→ **WORK ORDER**
Extract each line of the records below that contains the word "arrow".

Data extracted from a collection
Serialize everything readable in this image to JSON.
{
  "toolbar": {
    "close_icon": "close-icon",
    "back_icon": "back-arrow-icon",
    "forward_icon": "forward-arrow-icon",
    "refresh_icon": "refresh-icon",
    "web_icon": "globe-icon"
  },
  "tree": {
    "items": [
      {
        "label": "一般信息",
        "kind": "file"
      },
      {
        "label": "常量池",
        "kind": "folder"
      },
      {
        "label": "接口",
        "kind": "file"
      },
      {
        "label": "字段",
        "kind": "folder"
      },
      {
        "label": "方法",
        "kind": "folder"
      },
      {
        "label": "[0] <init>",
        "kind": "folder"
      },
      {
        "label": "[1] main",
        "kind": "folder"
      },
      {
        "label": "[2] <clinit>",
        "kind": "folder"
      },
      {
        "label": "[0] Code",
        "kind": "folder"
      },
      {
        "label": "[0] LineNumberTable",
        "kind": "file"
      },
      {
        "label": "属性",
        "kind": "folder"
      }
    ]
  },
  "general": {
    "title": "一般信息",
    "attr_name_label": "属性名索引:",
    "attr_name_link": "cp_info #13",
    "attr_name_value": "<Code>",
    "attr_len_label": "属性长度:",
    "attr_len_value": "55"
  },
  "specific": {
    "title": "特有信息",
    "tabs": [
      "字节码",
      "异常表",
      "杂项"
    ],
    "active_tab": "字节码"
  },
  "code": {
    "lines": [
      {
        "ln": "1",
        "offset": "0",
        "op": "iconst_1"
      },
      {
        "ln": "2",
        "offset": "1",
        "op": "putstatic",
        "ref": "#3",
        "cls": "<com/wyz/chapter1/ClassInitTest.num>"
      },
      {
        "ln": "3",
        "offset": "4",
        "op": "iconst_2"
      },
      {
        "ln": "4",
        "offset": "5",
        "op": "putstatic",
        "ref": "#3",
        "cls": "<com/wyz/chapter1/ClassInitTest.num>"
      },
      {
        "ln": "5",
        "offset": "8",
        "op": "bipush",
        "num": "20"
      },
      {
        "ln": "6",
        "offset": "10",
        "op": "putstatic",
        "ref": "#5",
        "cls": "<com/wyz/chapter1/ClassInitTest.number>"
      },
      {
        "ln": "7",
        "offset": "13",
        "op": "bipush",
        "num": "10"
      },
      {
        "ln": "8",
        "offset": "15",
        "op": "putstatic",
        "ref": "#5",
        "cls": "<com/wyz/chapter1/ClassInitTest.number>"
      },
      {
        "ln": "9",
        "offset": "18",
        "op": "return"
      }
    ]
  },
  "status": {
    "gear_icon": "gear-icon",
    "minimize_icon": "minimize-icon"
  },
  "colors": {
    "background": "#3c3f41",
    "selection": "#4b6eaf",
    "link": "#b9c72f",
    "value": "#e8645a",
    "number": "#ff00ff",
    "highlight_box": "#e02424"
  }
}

→ **WORKED SOLUTION**
    "back_icon": "back-arrow-icon",
    "forward_icon": "forward-arrow-icon",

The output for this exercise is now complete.